▶ Exercise aim
In the listing below, find each line containing "Click" and report it.

▶ Dataset entries
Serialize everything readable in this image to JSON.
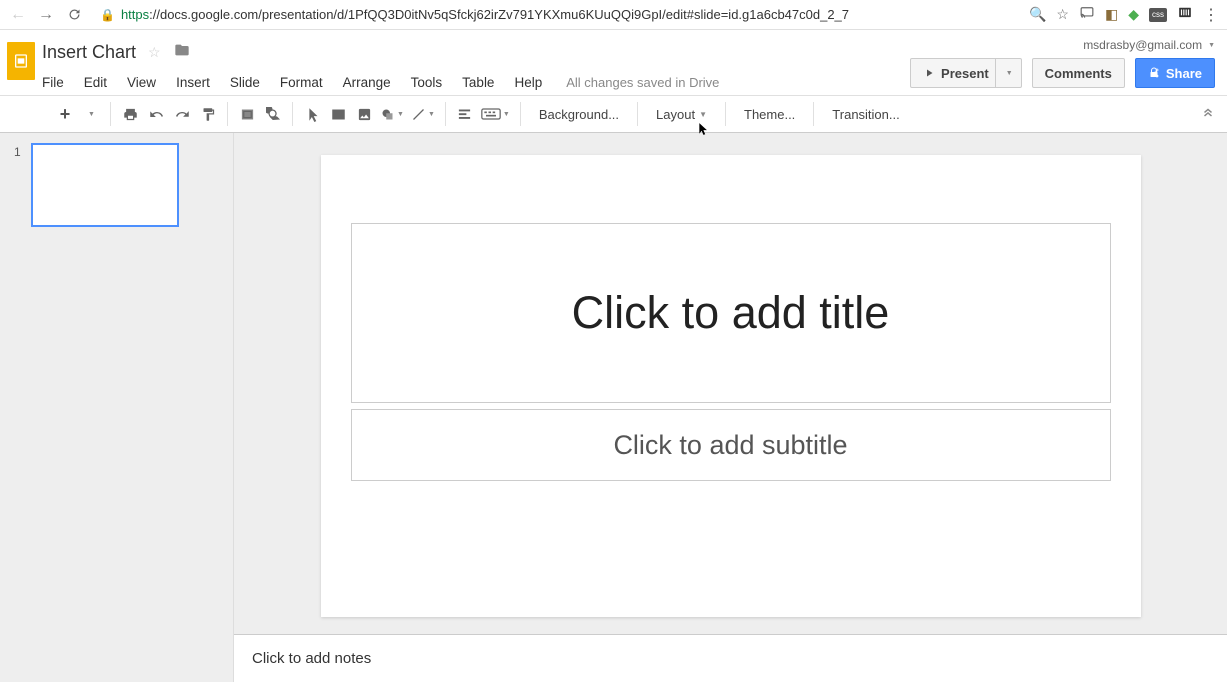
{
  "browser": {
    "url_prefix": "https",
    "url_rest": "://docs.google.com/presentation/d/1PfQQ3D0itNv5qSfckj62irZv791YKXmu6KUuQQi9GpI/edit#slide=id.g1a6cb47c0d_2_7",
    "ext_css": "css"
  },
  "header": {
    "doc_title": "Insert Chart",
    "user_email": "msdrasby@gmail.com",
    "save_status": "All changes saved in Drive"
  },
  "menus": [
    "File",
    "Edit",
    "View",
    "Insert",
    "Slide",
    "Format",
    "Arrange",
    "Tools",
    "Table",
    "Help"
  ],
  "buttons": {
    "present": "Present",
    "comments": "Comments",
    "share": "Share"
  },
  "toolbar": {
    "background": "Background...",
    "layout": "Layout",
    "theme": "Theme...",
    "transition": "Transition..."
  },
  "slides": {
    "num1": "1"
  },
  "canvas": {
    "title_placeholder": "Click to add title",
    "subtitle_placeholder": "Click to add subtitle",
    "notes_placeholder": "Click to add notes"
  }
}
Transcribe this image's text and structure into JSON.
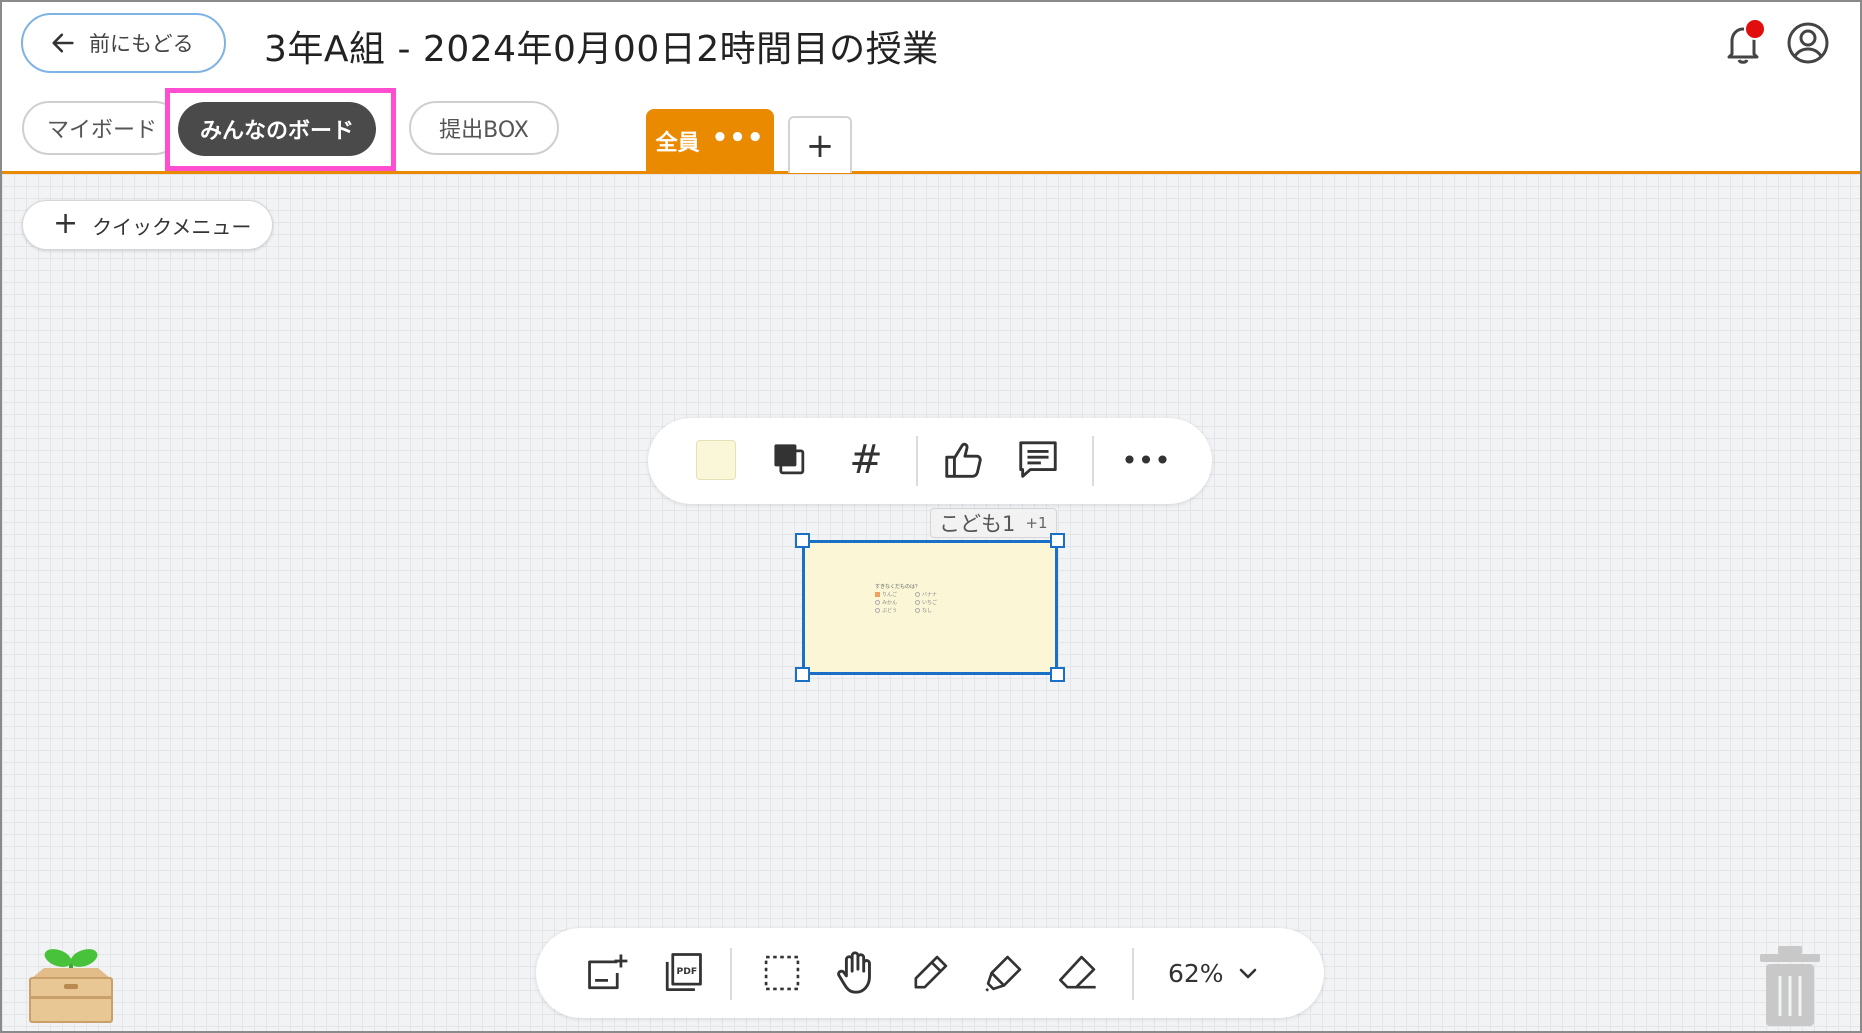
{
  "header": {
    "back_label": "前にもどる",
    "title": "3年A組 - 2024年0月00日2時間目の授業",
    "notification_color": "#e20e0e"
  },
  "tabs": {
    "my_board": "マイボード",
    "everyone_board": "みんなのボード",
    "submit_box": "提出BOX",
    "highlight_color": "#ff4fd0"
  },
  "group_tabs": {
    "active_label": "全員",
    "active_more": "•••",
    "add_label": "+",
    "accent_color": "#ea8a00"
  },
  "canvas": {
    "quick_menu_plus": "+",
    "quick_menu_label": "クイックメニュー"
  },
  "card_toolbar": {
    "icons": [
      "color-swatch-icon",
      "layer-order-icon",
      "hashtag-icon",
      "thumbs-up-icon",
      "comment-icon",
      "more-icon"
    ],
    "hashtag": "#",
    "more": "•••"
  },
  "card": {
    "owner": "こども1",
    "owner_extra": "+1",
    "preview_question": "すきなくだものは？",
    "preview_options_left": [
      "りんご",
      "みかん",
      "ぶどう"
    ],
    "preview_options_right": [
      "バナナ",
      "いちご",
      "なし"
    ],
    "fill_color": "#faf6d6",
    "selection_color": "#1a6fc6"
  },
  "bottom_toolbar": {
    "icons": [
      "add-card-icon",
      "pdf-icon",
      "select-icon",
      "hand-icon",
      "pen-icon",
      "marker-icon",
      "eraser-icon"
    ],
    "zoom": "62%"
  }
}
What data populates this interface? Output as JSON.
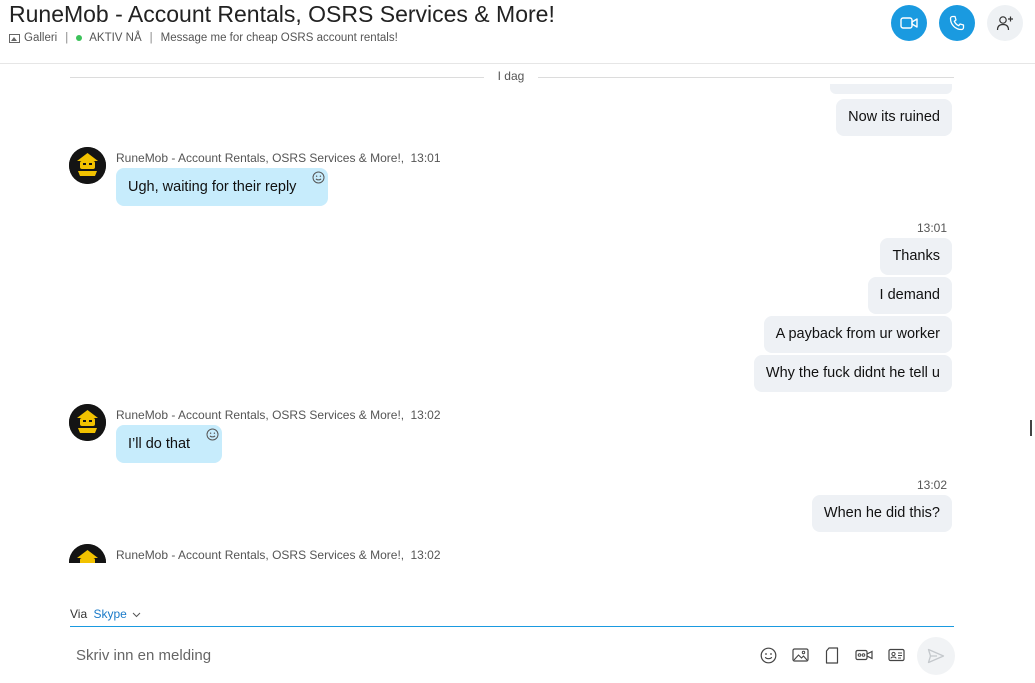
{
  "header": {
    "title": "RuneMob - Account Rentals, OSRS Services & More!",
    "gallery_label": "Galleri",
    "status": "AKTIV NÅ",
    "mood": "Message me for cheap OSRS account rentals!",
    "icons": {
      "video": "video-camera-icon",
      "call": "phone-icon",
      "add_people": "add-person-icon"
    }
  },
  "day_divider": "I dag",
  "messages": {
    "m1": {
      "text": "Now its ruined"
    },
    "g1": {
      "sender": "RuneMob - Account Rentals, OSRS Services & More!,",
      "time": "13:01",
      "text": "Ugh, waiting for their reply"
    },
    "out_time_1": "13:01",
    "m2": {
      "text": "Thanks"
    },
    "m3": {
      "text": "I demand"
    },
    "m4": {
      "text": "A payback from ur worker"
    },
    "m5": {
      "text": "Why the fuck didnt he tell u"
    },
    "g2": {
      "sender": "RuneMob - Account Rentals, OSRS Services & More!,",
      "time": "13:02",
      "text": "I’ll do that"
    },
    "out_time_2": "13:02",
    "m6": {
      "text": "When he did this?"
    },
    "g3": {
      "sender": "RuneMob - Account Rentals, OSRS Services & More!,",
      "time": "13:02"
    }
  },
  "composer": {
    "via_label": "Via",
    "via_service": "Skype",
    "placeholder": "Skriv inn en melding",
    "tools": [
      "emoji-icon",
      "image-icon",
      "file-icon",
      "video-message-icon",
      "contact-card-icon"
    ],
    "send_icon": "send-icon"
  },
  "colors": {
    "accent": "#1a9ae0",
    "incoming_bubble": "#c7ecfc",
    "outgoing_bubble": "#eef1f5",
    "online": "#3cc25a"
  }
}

▶ Response box
    "title_placeholder": "Click to add title",
    "subtitle_placeholder": "Click to add subtitle",
    "notes_placeholder": "Click to add notes"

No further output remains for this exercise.